3. A block for supporting and guiding a line or the like according to claim 1 and characterized further in that said sheave disposing means is a tension spring attached to and extending between said link member and said frame and spaced from the pivotal connection of the link member and frame.
4. A block for supporting and guiding a line or the like according to claim 3 and characterized further in that said link member has an arm rigidly fixed thereto for extension above said link mem er when said line is tensioned in said sheave, and said tension spring is attached to said arm.
5. A block for supporting and guiding a line or the like according to claim 4 and characterized further in that when the line is not tensioned the tension spring disposes said link member and frame at opposite inclinations to a vertical hanging disposition to position the sheave at an inclination that facilitates engagement of the line in the sheave during initial tensioning of the line.

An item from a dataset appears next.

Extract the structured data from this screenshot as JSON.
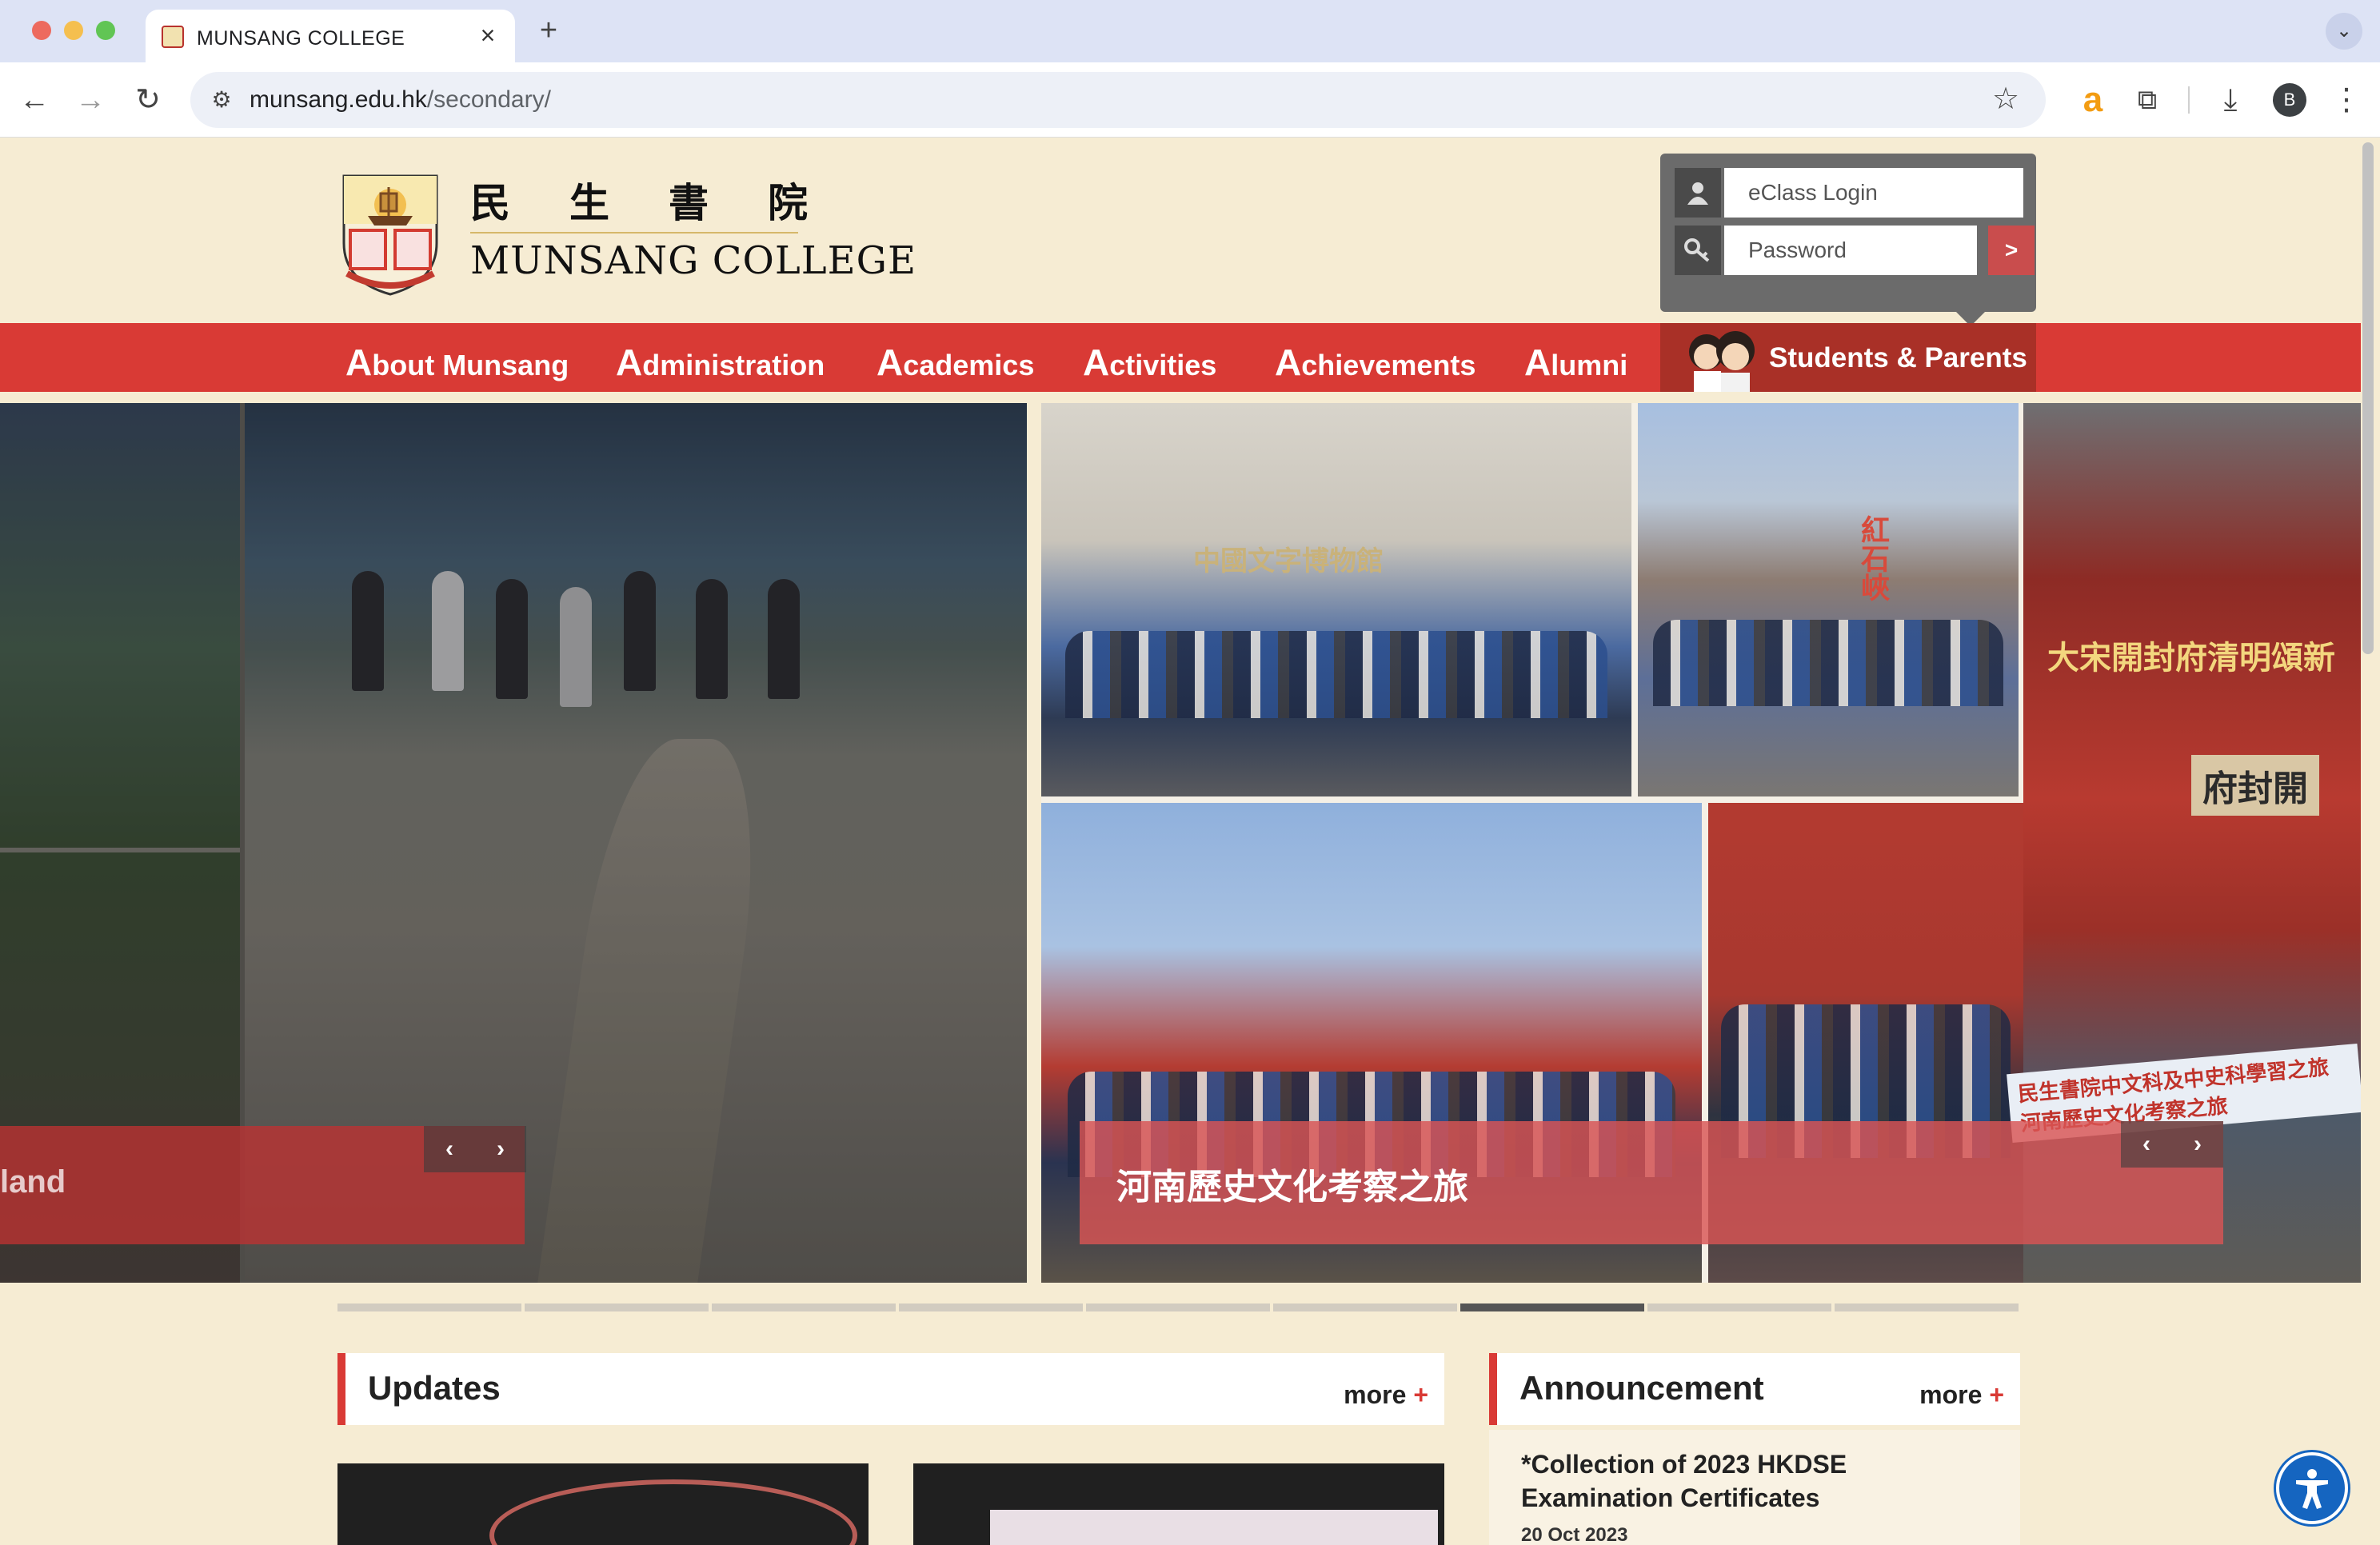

6. A block for supporting and gniding a line or the like according to claim 1 and characterized further in that said sheave disposing means disposes said sheave at an inclination to a vertical hanging position prior to tensioning of the line therein to facilitate engagement of the line in the sheave during initial tensioning of the line.
7. A block for supporting and guiding a line or the like that is tensioned around said block in a non-vertical plane, said block comprising a frame, a sheave mounted on said frame, a link member pivotally attached to said frame, means for pivotally suspending said link member from a supporting structure for pivotal suspension of said frame and sheave therefrom, and biasing means connected to said frame for pivoting said frame with respect to said link member to dispose said sheave substantially in the non-vertical plane of the tensioned line.
References Cited UNITED STATES PATENTS 1,431,788 10/1922 Hale 254- EVON C. BLUNK, Primary Examiner.
H. C. HORNSBY, Assistant Examiner.